Work instructions:
A faithful copy of the whole listing is the goal. Match it exactly.

Data for the task:
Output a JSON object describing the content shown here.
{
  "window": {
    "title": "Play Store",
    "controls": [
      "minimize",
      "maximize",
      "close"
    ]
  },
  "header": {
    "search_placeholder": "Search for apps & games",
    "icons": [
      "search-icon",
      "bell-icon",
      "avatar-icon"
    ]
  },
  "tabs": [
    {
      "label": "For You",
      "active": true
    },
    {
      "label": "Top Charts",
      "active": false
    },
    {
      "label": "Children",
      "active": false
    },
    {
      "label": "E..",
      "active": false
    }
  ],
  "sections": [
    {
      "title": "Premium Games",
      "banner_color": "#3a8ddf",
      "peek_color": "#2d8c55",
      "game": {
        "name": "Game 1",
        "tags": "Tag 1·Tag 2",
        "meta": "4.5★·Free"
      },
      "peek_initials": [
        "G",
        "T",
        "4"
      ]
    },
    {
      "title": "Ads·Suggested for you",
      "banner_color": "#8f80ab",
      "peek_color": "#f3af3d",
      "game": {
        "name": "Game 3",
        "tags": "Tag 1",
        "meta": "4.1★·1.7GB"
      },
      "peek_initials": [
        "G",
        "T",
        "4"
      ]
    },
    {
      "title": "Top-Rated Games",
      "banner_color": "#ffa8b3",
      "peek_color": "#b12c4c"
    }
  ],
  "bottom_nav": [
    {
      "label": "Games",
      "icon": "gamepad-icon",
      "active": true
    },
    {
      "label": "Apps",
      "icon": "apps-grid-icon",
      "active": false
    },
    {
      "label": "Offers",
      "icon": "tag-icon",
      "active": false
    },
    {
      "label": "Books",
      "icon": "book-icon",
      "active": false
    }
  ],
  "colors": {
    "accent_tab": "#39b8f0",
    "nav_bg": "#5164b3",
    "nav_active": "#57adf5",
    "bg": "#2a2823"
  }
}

Output:
Output a JSON object describing the content shown here.
{
  "window": {
    "title": "Play Store",
    "controls": [
      "minimize",
      "maximize",
      "close"
    ]
  },
  "header": {
    "search_placeholder": "Search for apps & games",
    "icons": [
      "search-icon",
      "bell-icon",
      "avatar-icon"
    ]
  },
  "tabs": [
    {
      "label": "For You",
      "active": true
    },
    {
      "label": "Top Charts",
      "active": false
    },
    {
      "label": "Children",
      "active": false
    },
    {
      "label": "E..",
      "active": false
    }
  ],
  "sections": [
    {
      "title": "Premium Games",
      "banner_color": "#3a8ddf",
      "peek_color": "#2d8c55",
      "game": {
        "name": "Game 1",
        "tags": "Tag 1·Tag 2",
        "meta": "4.5★·Free"
      },
      "peek_initials": [
        "G",
        "T",
        "4"
      ]
    },
    {
      "title": "Ads·Suggested for you",
      "banner_color": "#8f80ab",
      "peek_color": "#f3af3d",
      "game": {
        "name": "Game 3",
        "tags": "Tag 1",
        "meta": "4.1★·1.7GB"
      },
      "peek_initials": [
        "G",
        "T",
        "4"
      ]
    },
    {
      "title": "Top-Rated Games",
      "banner_color": "#ffa8b3",
      "peek_color": "#b12c4c"
    }
  ],
  "bottom_nav": [
    {
      "label": "Games",
      "icon": "gamepad-icon",
      "active": true
    },
    {
      "label": "Apps",
      "icon": "apps-grid-icon",
      "active": false
    },
    {
      "label": "Offers",
      "icon": "tag-icon",
      "active": false
    },
    {
      "label": "Books",
      "icon": "book-icon",
      "active": false
    }
  ],
  "colors": {
    "accent_tab": "#39b8f0",
    "nav_bg": "#5164b3",
    "nav_active": "#57adf5",
    "bg": "#2a2823"
  }
}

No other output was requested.